  1. This isn't a totally on topic query but I wanted to comment on a recent article to maximise the chance of people reading and replying!

    I'm organising a colloquium on Georgette Heyer in Cambridge and wondered whether I am right in thinking that this is the first conference dedicated to her works? My interest in Heyer is an amateur one, essentially, so apologies if there have in fact been several already!


  2. I don't know of any previous ones, but obviously that doesn't mean that there hasn't been one. There are lots of things I don't know about ;-)

    The romance conferences I do know about are listed here (there are some listed in the body of the post and a few more in the comments section).

    I did a quick Google search and turned up a recent article in the Guardian in which Alison Flood mentions the forthcoming Lucy Cavendish colloquium:

    With such topics lining up for discussion as "Lady of Quality and Homosexual Panic", "The Nonesuch as Didactic Love Fiction" and "The Thermodynamics of Georgette Heyer", how could I resist? I first started reading Heyer's Regency romances when I was about 13, burying myself in my mother's old, battered copies, loving her beautiful but spirited heroines – often wearing "cascades of guinea-gold hair", which at the time I felt had something to do with guinea pigs – and her stern-but-kind, masterful heroes.

    They are still the books I turn to when I'm in need of comfort reading (and Horry, she of the big eyebrows and the stammer in A Convenient Marriage, is still my favourite) so I shall definitely be visiting Cambridge's Lucy Cavendish College in November, where they're holding a one-day conference on re-reading Georgette Heyer. Will it spoil the books for me? Will they hold up to such close scrutiny? I don't know, but I want to find out

    It's nice to see the conference getting this kind of pre-publicity, particularly in the light of the last paragraph of Jane Aiken Hodge's biography of Heyer (2006), which I've just been re-reading:

    "If anyone could make the romantic novel respectable, it should have been Georgette Heyer [...] It did not happen in her lifetime, and she minded silently [...] It would be a suitable irony, and no surprise, if a reappraisal in the next few years were to give her work the critical acclaim it never achieved in her lifetime." (210)

  3. Many thanks Laura!

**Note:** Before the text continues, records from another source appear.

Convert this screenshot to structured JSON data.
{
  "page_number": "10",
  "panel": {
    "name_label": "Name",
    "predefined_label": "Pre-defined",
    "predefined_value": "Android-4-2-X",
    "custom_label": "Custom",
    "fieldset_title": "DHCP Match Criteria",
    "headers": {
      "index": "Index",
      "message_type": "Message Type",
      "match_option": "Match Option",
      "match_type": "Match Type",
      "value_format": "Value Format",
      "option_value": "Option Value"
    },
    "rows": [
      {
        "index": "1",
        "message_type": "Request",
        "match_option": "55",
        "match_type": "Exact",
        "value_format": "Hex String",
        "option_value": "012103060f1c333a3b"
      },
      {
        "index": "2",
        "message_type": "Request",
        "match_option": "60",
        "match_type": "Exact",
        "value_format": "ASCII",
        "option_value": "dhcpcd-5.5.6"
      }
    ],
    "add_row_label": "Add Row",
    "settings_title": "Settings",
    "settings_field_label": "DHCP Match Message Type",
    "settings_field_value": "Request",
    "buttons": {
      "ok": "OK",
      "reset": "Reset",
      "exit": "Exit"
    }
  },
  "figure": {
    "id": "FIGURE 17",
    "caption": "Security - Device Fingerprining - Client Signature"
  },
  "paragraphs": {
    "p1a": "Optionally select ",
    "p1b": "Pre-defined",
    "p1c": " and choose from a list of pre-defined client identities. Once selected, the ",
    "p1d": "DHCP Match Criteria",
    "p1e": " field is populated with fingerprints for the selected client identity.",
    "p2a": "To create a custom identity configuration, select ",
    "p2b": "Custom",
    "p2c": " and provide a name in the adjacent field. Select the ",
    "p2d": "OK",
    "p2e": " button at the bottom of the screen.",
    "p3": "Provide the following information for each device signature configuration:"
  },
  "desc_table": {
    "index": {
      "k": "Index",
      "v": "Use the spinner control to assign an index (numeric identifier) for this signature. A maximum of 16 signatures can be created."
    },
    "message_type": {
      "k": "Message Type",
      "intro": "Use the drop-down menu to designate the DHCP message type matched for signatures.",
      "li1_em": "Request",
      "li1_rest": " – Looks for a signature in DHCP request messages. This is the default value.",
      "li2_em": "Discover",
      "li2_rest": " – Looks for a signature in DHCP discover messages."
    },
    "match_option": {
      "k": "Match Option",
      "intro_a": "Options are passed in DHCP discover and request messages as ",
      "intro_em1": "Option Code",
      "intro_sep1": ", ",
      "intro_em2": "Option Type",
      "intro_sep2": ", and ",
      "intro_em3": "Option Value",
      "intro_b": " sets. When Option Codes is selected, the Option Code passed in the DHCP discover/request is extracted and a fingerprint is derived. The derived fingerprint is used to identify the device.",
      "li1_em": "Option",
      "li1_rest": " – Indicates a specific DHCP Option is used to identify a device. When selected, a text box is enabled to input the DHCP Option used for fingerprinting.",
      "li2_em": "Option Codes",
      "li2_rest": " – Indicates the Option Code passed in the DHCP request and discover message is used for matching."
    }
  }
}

That's very helpful - I had an email enquiry following the Guardian blog otherwise I would probably have missed it.

  4. I think I didn't mention that the Popular Culture Association/American Culture Association have had romance panels at their annual conference for a while, but obviously those weren't entire conferences dedicated to romance.

    I've just come across mention of a couple of papers about Heyer which were given at non-romance conferences by Karin E. Westman:

    "A Sentimental Education?: Georgette Heyer's Regency Romance and the Young Adult Reader." Fifth Biennial Conference on Modern Critical Approaches to Children's Literature. Nashville, TN. April, 2003.

    "'A Story of Her Own Weaving': The Self-Determining Heroines of Georgette Heyer's Regency Romance." South Atlantic Modern Language Association Conference. Atlanta, GA. November, 1999. [This one has now been published as "'A Story of Her Weaving': The Self-Authoring Heroines of Georgette Heyer's Regency Romance." Doubled Plots: Romance and History. Eds. Susan Strehle and Mary Paniccia Carden. Jackson and London: University Press of Mississippi, 2003. 165-184.]